Human rights depend on a well-functioning administrative state. If the administrative state is dysfunctional, it will not be able to realise the promise of human rights. While obvious in some developed countries, it is not so in Latin America where the relationship between human rights law and the region’s long-standing problems of corruption, poverty, insecurity and inequality are studied and understood in silos.
To be clear, human rights law has considered the role that institutions play in ensuring the fulfilment and protection of rights – and it has been crucial for restoring democracy in most of the region. However, its approach to institutions is largely rooted in the classical constitutional law tradition. International human rights “drew from domestic constitutions around the world, and notably in Latin America”, as Samuel Moyn wrote in The Last Utopia, referring to the origins of the Universal Declaration. From the point of view of classical constitutional theory, analysing institutions meant examining the role of constitutions, legislatures, the executive and judicial powers. However, as Vermeule has explained, today, governments are essentially bureaucracies, and classical constitutional theory has said little about bureaucracies or the administrative state. Latin American human rights law practice has tripped over the same stone.

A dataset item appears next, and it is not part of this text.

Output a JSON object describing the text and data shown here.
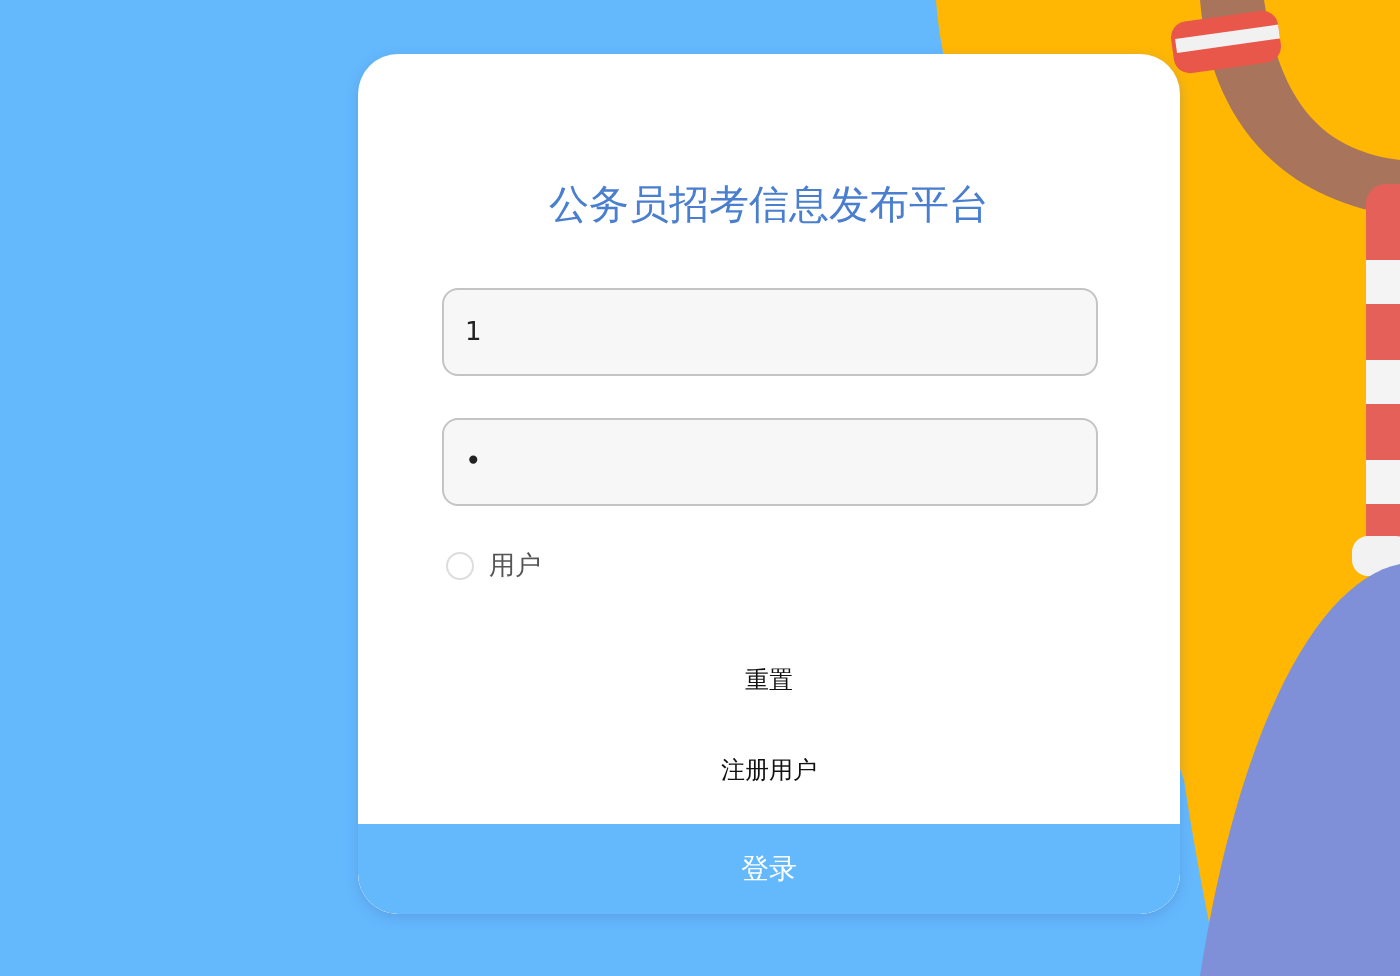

Acknowledging this relationship is important because the administrative state marks the presence or absence of good governance and the enjoyment of, or absence of rights. For example, the realisation of the right to primary education (ICESCR, art. 13 and 14) depends on the specialised bureaucracies devoted to that mission. The right to adequate housing requires access to electricity and sanitised water (CEDAW, art. 14), which are both subject to regulations designed and enforced by administrative agencies. The right to health (ICESCR, art. 12) is built in large parts of the world upon public healthcare systems, which are organised by specialised bureaucracies. Prisons, a widespread source of human rights violations in Latin America, are run by bureaucracies through administrative procedures. As Forsythe has argued, “if the state is to care for its citizens from the cradle to the grave […] it needs a huge administrative apparatus”. The presence of a capable administrative state means the fulfilment (or not) of multiple rights in the lives of millions of people – especially poor and other marginalised groups in society.

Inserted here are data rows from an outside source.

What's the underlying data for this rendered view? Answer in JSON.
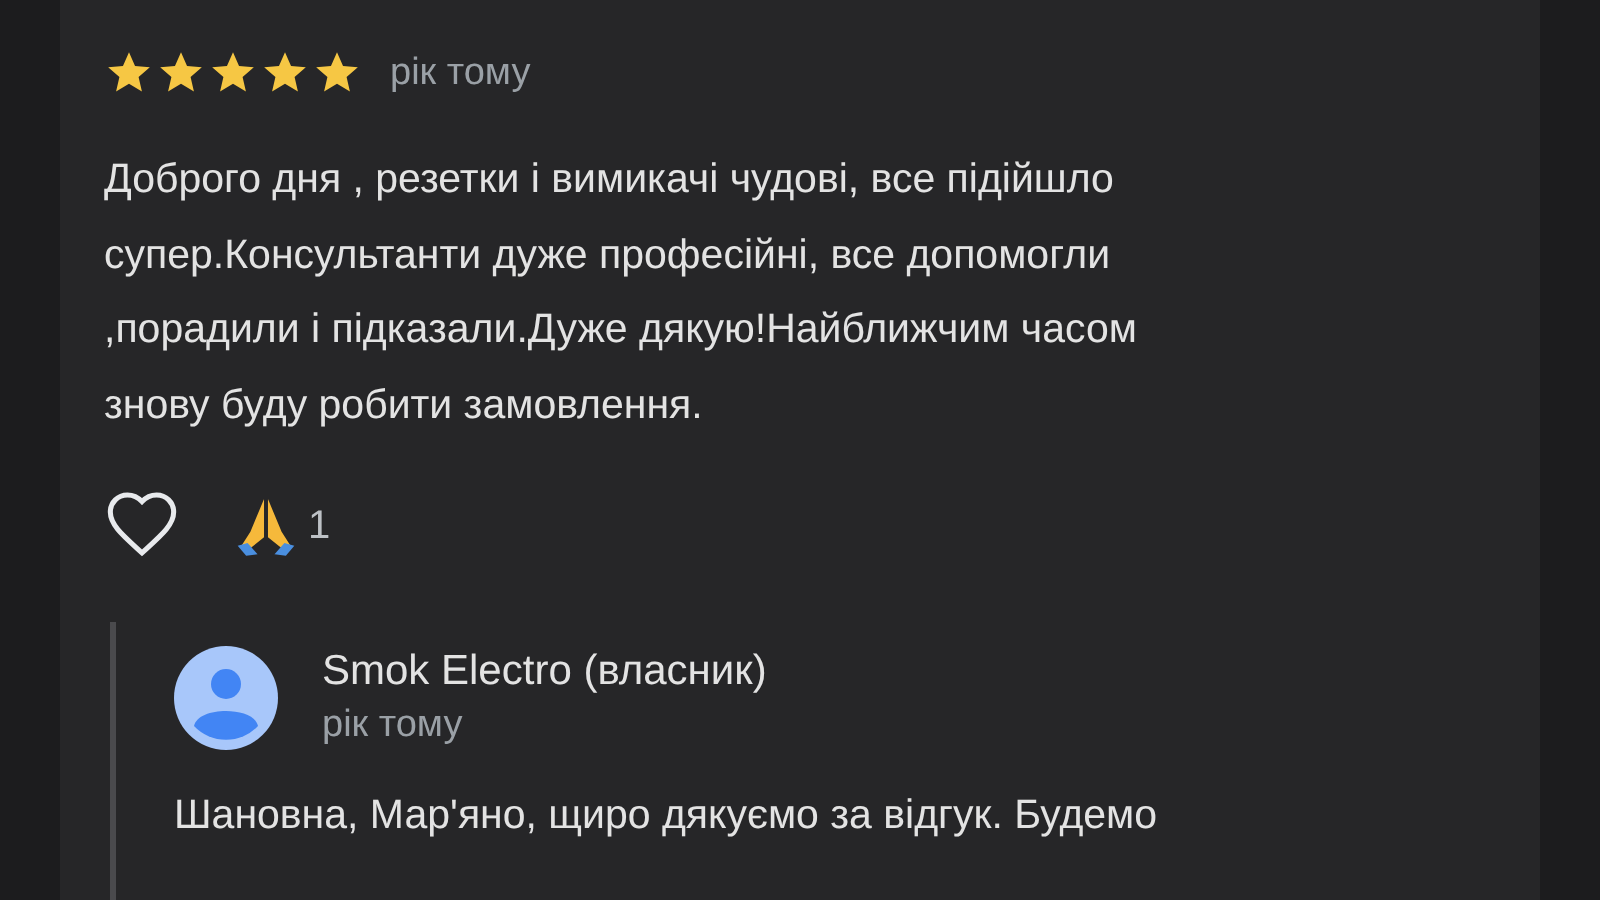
{
  "review": {
    "stars": 5,
    "time": "рік тому",
    "text": "Доброго дня , резетки і вимикачі чудові, все підійшло\nсупер.Консультанти дуже професійні, все допомогли\n,порадили і підказали.Дуже дякую!Найближчим часом\nзнову буду робити замовлення.",
    "liked": false,
    "reaction_count": "1"
  },
  "reply": {
    "author": "Smok Electro (власник)",
    "time": "рік тому",
    "text": "Шановна, Мар'яно, щиро дякуємо за відгук. Будемо"
  }
}
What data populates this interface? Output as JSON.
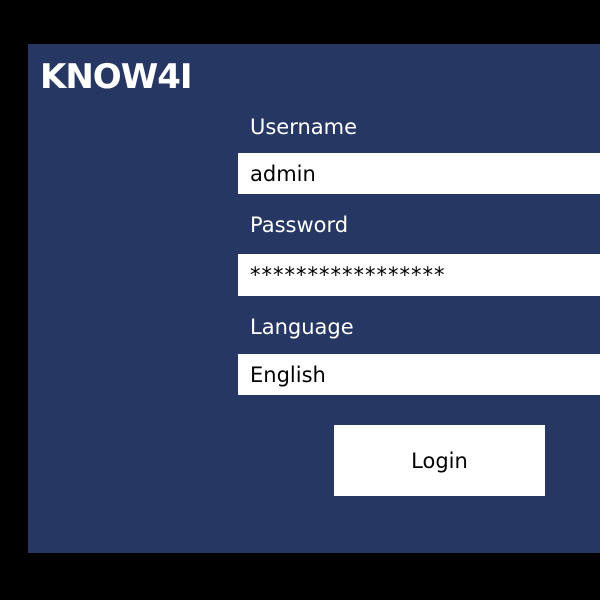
{
  "brand": {
    "name": "KNOW4I"
  },
  "form": {
    "username": {
      "label": "Username",
      "value": "admin"
    },
    "password": {
      "label": "Password",
      "value": "*****************"
    },
    "language": {
      "label": "Language",
      "value": "English"
    },
    "login_label": "Login"
  },
  "colors": {
    "background": "#000000",
    "panel": "#253762",
    "field": "#ffffff",
    "text_on_panel": "#ffffff"
  }
}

A crucial feature of the administrative state is a solid bureaucracy, capable of running the state’s large administrative machinery. Yet, bureaucracies’ institutional design, independence, or performance have also been neglected by human rights law and the human rights movement in Latin America. However, they have a huge effect on human rights (something that, for example, has not happened with the judiciary). Indeed, it has been consistently shown that a meritocratic bureaucracy facilitates economic growth and minimises poverty. This favourably impacts multiple rights, since poverty impacts multiple rights in turn. A solid bureaucracy deters corruption, minimising the negative impact corruption has on human rights. A meritocratic bureaucracy provides greater democratic stability, strengthening the rule of law, which is a pillar of human rights. To set a final example, it has been argued that countries with solid administrative states have dealt better with the pandemic than those that have dismantled their administrative states.

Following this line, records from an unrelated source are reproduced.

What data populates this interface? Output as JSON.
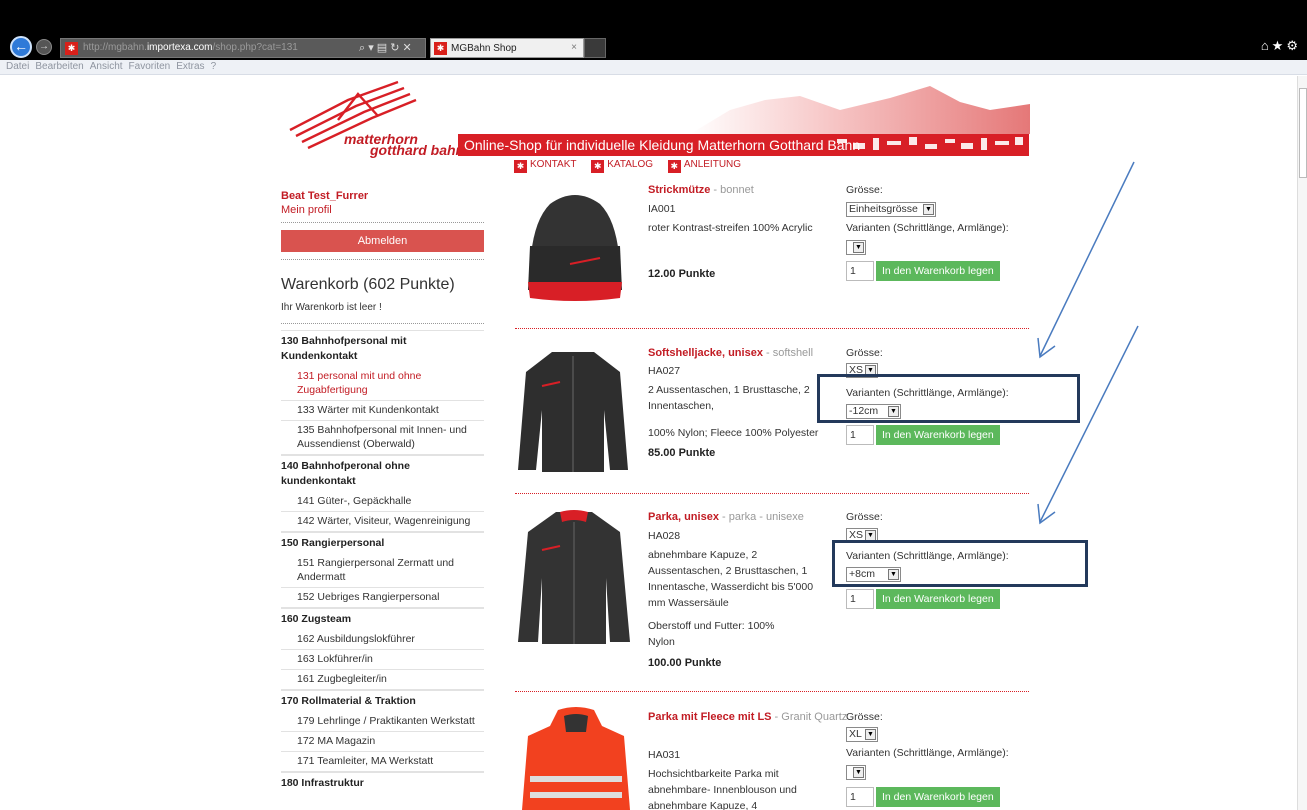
{
  "browser": {
    "url_gray_prefix": "http://mgbahn.",
    "url_domain": "importexa.com",
    "url_path": "/shop.php?cat=131",
    "url_controls": "⌕ ▾ ▤ ↻ ✕",
    "tab_title": "MGBahn Shop",
    "tab_close": "×",
    "right_icons": "⌂★⚙",
    "menu": [
      "Datei",
      "Bearbeiten",
      "Ansicht",
      "Favoriten",
      "Extras",
      "?"
    ]
  },
  "header": {
    "logo_line1": "matterhorn",
    "logo_line2": "gotthard bahn",
    "banner_title": "Online-Shop für individuelle Kleidung Matterhorn Gotthard Bahn",
    "nav": [
      "KONTAKT",
      "KATALOG",
      "ANLEITUNG"
    ]
  },
  "sidebar": {
    "user_name": "Beat Test_Furrer",
    "profile_link": "Mein profil",
    "logout": "Abmelden",
    "cart_title": "Warenkorb (602 Punkte)",
    "cart_status": "Ihr Warenkorb ist leer !",
    "categories": [
      {
        "title": "130 Bahnhofpersonal mit Kundenkontakt",
        "items": [
          {
            "label": "131 personal mit und ohne Zugabfertigung",
            "active": true
          },
          {
            "label": "133 Wärter mit Kundenkontakt",
            "active": false
          },
          {
            "label": "135 Bahnhofpersonal mit Innen- und Aussendienst (Oberwald)",
            "active": false
          }
        ]
      },
      {
        "title": "140 Bahnhofperonal ohne kundenkontakt",
        "items": [
          {
            "label": "141 Güter-, Gepäckhalle",
            "active": false
          },
          {
            "label": "142 Wärter, Visiteur, Wagenreinigung",
            "active": false
          }
        ]
      },
      {
        "title": "150 Rangierpersonal",
        "items": [
          {
            "label": "151 Rangierpersonal Zermatt und Andermatt",
            "active": false
          },
          {
            "label": "152 Uebriges Rangierpersonal",
            "active": false
          }
        ]
      },
      {
        "title": "160 Zugsteam",
        "items": [
          {
            "label": "162 Ausbildungslokführer",
            "active": false
          },
          {
            "label": "163 Lokführer/in",
            "active": false
          },
          {
            "label": "161 Zugbegleiter/in",
            "active": false
          }
        ]
      },
      {
        "title": "170 Rollmaterial & Traktion",
        "items": [
          {
            "label": "179 Lehrlinge / Praktikanten Werkstatt",
            "active": false
          },
          {
            "label": "172 MA Magazin",
            "active": false
          },
          {
            "label": "171 Teamleiter, MA Werkstatt",
            "active": false
          }
        ]
      },
      {
        "title": "180 Infrastruktur",
        "items": []
      }
    ]
  },
  "labels": {
    "size": "Grösse:",
    "variants": "Varianten (Schrittlänge, Armlänge):",
    "add_to_cart": "In den Warenkorb legen"
  },
  "products": [
    {
      "name": "Strickmütze",
      "sub": " - bonnet",
      "code": "IA001",
      "desc": "roter Kontrast-streifen 100% Acrylic",
      "desc2": "",
      "points": "12.00 Punkte",
      "size": "Einheitsgrösse",
      "variant": "",
      "qty": "1"
    },
    {
      "name": "Softshelljacke, unisex",
      "sub": " - softshell",
      "code": "HA027",
      "desc": "2 Aussentaschen, 1 Brusttasche, 2 Innentaschen,",
      "desc2": "100% Nylon; Fleece 100% Polyester",
      "points": "85.00 Punkte",
      "size": "XS",
      "variant": "-12cm",
      "qty": "1"
    },
    {
      "name": "Parka, unisex",
      "sub": " - parka - unisexe",
      "code": "HA028",
      "desc": "abnehmbare Kapuze, 2 Aussentaschen, 2 Brusttaschen, 1 Innentasche, Wasserdicht bis 5'000 mm Wassersäule",
      "desc2": "Oberstoff und Futter: 100% Nylon",
      "points": "100.00 Punkte",
      "size": "XS",
      "variant": "+8cm",
      "qty": "1"
    },
    {
      "name": "Parka mit Fleece mit LS",
      "sub": " - Granit Quartz",
      "code": "HA031",
      "desc": "Hochsichtbarkeite Parka mit abnehmbare- Innenblouson und abnehmbare Kapuze, 4",
      "desc2": "",
      "points": "",
      "size": "XL",
      "variant": "",
      "qty": "1"
    }
  ],
  "colors": {
    "brand_red": "#d81f26",
    "button_green": "#5cb85c",
    "highlight": "#23395b",
    "arrow": "#4a7bbf"
  }
}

In Latin America, human rights law, and the human rights movement, should turn its eyes to the administrative state, as many of the human rights structural violations that can be found in the region have their origin there. More than glowing emancipatory rhetoric, human rights need administrative prose to fulfil its promise.